(Given data)

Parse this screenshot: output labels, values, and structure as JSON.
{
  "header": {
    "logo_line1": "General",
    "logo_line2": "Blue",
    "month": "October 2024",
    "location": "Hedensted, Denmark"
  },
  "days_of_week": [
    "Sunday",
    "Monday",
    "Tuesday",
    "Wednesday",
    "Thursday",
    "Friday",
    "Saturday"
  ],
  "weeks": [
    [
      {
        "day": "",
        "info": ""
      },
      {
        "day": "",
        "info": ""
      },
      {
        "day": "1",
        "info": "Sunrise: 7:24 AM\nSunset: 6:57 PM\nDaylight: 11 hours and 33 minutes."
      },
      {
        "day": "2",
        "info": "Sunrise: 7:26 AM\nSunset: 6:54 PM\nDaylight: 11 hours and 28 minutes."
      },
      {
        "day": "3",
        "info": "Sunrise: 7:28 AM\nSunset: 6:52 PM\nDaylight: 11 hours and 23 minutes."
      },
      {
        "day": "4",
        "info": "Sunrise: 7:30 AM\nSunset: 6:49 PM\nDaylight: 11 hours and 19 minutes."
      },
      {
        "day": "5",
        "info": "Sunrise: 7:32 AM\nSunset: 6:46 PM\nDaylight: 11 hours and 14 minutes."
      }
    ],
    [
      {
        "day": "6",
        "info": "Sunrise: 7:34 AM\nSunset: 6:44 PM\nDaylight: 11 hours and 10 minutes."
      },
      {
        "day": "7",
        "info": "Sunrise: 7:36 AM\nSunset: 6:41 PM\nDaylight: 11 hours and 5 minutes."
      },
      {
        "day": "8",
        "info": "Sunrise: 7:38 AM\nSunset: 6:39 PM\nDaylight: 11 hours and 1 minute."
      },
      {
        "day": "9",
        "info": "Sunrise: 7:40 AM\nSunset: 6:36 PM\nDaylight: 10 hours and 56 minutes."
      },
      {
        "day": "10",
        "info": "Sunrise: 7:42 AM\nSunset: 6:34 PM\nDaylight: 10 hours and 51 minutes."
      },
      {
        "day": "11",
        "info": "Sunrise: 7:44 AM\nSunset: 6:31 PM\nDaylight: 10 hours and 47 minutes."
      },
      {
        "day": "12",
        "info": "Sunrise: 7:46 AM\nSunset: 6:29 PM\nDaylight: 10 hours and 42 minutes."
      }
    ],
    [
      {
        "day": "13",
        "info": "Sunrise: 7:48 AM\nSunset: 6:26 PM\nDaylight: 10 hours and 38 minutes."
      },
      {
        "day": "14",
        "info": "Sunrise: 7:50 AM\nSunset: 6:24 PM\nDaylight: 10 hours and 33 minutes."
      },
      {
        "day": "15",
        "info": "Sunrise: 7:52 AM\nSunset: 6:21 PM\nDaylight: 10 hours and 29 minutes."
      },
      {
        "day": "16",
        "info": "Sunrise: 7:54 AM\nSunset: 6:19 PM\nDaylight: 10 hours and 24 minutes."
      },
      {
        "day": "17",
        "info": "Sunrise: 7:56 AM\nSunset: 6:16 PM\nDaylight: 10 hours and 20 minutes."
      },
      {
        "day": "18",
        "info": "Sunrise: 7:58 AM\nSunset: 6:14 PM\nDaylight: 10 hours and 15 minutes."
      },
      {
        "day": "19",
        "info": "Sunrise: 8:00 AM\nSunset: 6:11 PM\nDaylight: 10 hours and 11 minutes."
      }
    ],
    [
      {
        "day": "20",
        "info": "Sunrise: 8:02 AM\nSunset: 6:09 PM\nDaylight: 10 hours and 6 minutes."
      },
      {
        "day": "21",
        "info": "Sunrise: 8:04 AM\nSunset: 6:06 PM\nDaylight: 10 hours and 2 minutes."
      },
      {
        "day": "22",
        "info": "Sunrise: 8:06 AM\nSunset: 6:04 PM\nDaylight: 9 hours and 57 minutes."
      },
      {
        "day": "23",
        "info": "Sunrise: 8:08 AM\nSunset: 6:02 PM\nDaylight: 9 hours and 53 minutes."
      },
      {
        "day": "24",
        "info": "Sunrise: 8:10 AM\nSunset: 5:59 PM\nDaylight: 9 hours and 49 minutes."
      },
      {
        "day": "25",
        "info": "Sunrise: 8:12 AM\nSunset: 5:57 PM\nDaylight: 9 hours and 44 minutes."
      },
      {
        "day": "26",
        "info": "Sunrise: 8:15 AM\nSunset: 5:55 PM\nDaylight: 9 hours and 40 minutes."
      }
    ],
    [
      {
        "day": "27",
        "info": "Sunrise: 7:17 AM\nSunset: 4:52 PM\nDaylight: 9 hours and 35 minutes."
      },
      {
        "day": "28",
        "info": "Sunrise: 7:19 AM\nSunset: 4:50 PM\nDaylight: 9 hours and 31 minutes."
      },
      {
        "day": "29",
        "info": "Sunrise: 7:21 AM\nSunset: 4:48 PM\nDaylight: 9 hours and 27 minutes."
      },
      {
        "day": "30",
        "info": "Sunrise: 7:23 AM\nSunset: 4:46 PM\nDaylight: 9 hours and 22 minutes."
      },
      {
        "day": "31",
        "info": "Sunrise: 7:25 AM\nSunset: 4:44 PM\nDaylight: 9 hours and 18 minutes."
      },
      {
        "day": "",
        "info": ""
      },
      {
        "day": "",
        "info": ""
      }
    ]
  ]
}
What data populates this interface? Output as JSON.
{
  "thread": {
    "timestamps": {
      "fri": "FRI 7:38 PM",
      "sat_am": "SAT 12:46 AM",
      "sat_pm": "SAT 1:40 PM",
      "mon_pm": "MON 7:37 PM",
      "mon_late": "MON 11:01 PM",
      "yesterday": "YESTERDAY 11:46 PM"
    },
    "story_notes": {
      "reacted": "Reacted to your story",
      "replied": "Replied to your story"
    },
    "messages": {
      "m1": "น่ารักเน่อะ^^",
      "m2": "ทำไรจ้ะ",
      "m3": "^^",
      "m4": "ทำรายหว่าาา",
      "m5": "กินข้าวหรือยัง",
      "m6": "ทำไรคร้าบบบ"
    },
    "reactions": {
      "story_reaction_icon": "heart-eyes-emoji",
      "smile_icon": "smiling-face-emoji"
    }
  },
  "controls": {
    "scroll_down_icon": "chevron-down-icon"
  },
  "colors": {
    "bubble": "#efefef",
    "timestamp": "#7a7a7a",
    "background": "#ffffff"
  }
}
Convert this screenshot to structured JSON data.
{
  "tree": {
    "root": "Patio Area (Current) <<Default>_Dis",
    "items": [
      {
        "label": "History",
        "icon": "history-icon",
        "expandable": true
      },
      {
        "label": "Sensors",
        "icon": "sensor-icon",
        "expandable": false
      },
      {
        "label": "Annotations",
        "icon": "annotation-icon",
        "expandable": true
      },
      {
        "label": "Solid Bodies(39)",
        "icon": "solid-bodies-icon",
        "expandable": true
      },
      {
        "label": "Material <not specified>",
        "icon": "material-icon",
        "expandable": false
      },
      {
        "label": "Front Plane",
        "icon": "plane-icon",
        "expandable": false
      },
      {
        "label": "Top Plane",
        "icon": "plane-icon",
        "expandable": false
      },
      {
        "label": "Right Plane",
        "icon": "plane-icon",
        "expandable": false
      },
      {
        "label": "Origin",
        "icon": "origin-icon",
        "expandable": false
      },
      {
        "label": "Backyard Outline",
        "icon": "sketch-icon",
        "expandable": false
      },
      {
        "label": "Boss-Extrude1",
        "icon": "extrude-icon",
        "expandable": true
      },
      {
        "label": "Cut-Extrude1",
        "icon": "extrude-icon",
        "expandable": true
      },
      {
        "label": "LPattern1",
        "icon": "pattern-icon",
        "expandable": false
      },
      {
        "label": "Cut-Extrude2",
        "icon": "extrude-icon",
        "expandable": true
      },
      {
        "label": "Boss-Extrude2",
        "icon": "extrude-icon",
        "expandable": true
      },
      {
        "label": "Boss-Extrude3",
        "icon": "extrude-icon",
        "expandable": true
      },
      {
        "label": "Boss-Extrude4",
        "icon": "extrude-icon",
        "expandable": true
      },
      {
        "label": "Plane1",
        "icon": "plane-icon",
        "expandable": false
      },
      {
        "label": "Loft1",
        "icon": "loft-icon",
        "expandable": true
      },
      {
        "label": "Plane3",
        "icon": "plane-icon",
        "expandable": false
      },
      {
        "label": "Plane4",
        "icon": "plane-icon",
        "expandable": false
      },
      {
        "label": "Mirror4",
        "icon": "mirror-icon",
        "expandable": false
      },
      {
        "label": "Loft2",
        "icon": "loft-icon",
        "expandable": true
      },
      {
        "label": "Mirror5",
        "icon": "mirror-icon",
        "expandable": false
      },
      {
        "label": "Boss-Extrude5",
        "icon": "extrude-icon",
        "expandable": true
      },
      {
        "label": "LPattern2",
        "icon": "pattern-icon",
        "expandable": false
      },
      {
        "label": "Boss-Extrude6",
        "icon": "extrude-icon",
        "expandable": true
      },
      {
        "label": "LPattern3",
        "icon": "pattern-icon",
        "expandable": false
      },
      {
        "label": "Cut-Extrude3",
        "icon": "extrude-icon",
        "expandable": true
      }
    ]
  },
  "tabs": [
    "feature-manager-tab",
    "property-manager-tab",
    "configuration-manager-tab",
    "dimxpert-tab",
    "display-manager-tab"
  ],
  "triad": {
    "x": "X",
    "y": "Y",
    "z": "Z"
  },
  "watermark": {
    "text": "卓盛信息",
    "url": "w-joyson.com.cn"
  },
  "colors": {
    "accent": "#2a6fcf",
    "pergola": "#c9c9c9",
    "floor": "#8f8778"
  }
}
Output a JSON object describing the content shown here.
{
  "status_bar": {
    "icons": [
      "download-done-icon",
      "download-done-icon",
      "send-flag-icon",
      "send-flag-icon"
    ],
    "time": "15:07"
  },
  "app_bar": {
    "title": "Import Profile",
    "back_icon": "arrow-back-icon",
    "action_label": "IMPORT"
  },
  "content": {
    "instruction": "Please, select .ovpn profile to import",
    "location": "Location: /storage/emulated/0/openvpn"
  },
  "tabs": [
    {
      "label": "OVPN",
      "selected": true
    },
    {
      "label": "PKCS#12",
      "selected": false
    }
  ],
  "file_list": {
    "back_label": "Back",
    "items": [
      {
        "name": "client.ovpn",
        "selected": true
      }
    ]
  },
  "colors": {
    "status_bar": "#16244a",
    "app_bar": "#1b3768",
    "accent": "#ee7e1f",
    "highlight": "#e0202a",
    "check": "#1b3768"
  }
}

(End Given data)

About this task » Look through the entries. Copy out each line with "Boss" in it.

Result of the exercise »
        "label": "Boss-Extrude1",
        "label": "Boss-Extrude2",
        "label": "Boss-Extrude3",
        "label": "Boss-Extrude4",
        "label": "Boss-Extrude5",
        "label": "Boss-Extrude6",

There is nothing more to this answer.